** THE DATA **

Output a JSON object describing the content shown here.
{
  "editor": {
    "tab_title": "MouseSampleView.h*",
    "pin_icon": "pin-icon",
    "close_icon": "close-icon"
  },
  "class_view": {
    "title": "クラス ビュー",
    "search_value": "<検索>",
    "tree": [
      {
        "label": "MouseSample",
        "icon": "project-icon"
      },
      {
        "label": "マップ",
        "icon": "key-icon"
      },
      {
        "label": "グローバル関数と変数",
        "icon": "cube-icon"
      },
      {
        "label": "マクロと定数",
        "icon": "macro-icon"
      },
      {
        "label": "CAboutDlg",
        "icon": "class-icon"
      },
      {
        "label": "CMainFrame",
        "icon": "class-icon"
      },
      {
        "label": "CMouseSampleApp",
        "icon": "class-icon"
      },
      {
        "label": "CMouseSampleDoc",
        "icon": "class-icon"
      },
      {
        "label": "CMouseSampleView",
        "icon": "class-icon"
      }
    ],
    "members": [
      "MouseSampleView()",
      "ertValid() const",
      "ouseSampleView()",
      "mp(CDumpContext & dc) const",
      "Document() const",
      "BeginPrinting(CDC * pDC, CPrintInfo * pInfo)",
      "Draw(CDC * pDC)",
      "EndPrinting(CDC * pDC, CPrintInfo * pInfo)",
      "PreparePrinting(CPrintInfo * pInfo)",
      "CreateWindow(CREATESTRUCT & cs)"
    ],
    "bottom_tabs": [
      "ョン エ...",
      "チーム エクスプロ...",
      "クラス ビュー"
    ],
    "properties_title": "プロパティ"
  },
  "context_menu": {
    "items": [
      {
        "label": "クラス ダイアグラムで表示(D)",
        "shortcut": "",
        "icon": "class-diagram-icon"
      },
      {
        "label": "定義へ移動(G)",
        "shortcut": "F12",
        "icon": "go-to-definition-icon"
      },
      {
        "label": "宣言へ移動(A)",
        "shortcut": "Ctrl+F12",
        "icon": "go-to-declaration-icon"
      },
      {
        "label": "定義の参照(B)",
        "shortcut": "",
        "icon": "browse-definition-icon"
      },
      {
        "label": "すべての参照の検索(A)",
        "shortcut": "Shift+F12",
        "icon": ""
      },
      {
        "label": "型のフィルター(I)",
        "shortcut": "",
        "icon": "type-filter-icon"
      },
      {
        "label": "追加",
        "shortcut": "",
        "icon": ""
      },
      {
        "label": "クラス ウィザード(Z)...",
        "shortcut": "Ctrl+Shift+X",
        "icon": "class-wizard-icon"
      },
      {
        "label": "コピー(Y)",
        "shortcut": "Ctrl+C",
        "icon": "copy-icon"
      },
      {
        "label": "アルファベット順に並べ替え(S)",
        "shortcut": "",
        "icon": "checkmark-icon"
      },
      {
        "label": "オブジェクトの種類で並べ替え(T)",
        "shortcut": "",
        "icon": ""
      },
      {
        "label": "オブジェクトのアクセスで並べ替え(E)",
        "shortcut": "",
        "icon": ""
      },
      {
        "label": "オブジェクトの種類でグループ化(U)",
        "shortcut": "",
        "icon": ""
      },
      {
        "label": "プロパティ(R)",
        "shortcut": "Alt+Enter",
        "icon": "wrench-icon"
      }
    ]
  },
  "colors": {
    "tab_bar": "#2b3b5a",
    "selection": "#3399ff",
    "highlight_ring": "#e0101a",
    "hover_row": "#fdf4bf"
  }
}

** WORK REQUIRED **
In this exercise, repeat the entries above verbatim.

** SOLUTION TO THE PROBLEM **
Output a JSON object describing the content shown here.
{
  "editor": {
    "tab_title": "MouseSampleView.h*",
    "pin_icon": "pin-icon",
    "close_icon": "close-icon"
  },
  "class_view": {
    "title": "クラス ビュー",
    "search_value": "<検索>",
    "tree": [
      {
        "label": "MouseSample",
        "icon": "project-icon"
      },
      {
        "label": "マップ",
        "icon": "key-icon"
      },
      {
        "label": "グローバル関数と変数",
        "icon": "cube-icon"
      },
      {
        "label": "マクロと定数",
        "icon": "macro-icon"
      },
      {
        "label": "CAboutDlg",
        "icon": "class-icon"
      },
      {
        "label": "CMainFrame",
        "icon": "class-icon"
      },
      {
        "label": "CMouseSampleApp",
        "icon": "class-icon"
      },
      {
        "label": "CMouseSampleDoc",
        "icon": "class-icon"
      },
      {
        "label": "CMouseSampleView",
        "icon": "class-icon"
      }
    ],
    "members": [
      "MouseSampleView()",
      "ertValid() const",
      "ouseSampleView()",
      "mp(CDumpContext & dc) const",
      "Document() const",
      "BeginPrinting(CDC * pDC, CPrintInfo * pInfo)",
      "Draw(CDC * pDC)",
      "EndPrinting(CDC * pDC, CPrintInfo * pInfo)",
      "PreparePrinting(CPrintInfo * pInfo)",
      "CreateWindow(CREATESTRUCT & cs)"
    ],
    "bottom_tabs": [
      "ョン エ...",
      "チーム エクスプロ...",
      "クラス ビュー"
    ],
    "properties_title": "プロパティ"
  },
  "context_menu": {
    "items": [
      {
        "label": "クラス ダイアグラムで表示(D)",
        "shortcut": "",
        "icon": "class-diagram-icon"
      },
      {
        "label": "定義へ移動(G)",
        "shortcut": "F12",
        "icon": "go-to-definition-icon"
      },
      {
        "label": "宣言へ移動(A)",
        "shortcut": "Ctrl+F12",
        "icon": "go-to-declaration-icon"
      },
      {
        "label": "定義の参照(B)",
        "shortcut": "",
        "icon": "browse-definition-icon"
      },
      {
        "label": "すべての参照の検索(A)",
        "shortcut": "Shift+F12",
        "icon": ""
      },
      {
        "label": "型のフィルター(I)",
        "shortcut": "",
        "icon": "type-filter-icon"
      },
      {
        "label": "追加",
        "shortcut": "",
        "icon": ""
      },
      {
        "label": "クラス ウィザード(Z)...",
        "shortcut": "Ctrl+Shift+X",
        "icon": "class-wizard-icon"
      },
      {
        "label": "コピー(Y)",
        "shortcut": "Ctrl+C",
        "icon": "copy-icon"
      },
      {
        "label": "アルファベット順に並べ替え(S)",
        "shortcut": "",
        "icon": "checkmark-icon"
      },
      {
        "label": "オブジェクトの種類で並べ替え(T)",
        "shortcut": "",
        "icon": ""
      },
      {
        "label": "オブジェクトのアクセスで並べ替え(E)",
        "shortcut": "",
        "icon": ""
      },
      {
        "label": "オブジェクトの種類でグループ化(U)",
        "shortcut": "",
        "icon": ""
      },
      {
        "label": "プロパティ(R)",
        "shortcut": "Alt+Enter",
        "icon": "wrench-icon"
      }
    ]
  },
  "colors": {
    "tab_bar": "#2b3b5a",
    "selection": "#3399ff",
    "highlight_ring": "#e0101a",
    "hover_row": "#fdf4bf"
  }
}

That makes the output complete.